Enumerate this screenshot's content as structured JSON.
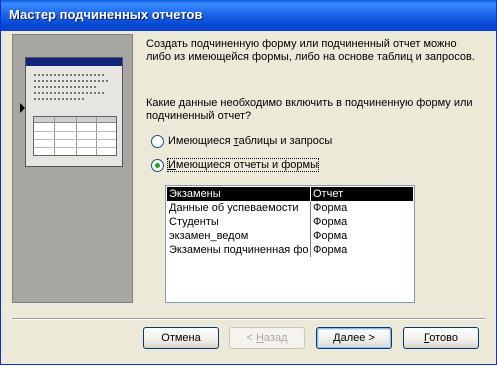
{
  "window": {
    "title": "Мастер подчиненных отчетов"
  },
  "description": "Создать подчиненную форму или подчиненный отчет можно либо из имеющейся формы, либо на основе таблиц и запросов.",
  "question": "Какие данные необходимо включить в подчиненную форму или подчиненный отчет?",
  "options": [
    {
      "pre": "Имеющиеся ",
      "key": "т",
      "post": "аблицы и запросы",
      "selected": false
    },
    {
      "pre": "",
      "key": "И",
      "post": "меющиеся отчеты и формы",
      "selected": true
    }
  ],
  "list": {
    "items": [
      {
        "name": "Экзамены",
        "type": "Отчет",
        "selected": true
      },
      {
        "name": "Данные об успеваемости",
        "type": "Форма",
        "selected": false
      },
      {
        "name": "Студенты",
        "type": "Форма",
        "selected": false
      },
      {
        "name": "экзамен_ведом",
        "type": "Форма",
        "selected": false
      },
      {
        "name": "Экзамены подчиненная форма",
        "type": "Форма",
        "selected": false
      }
    ]
  },
  "buttons": {
    "cancel": "Отмена",
    "back": {
      "pre": "< ",
      "key": "Н",
      "post": "азад"
    },
    "next": {
      "pre": "",
      "key": "Д",
      "post": "алее >"
    },
    "finish": {
      "pre": "",
      "key": "Г",
      "post": "отово"
    }
  }
}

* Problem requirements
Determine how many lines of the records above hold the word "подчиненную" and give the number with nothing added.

* Task output
2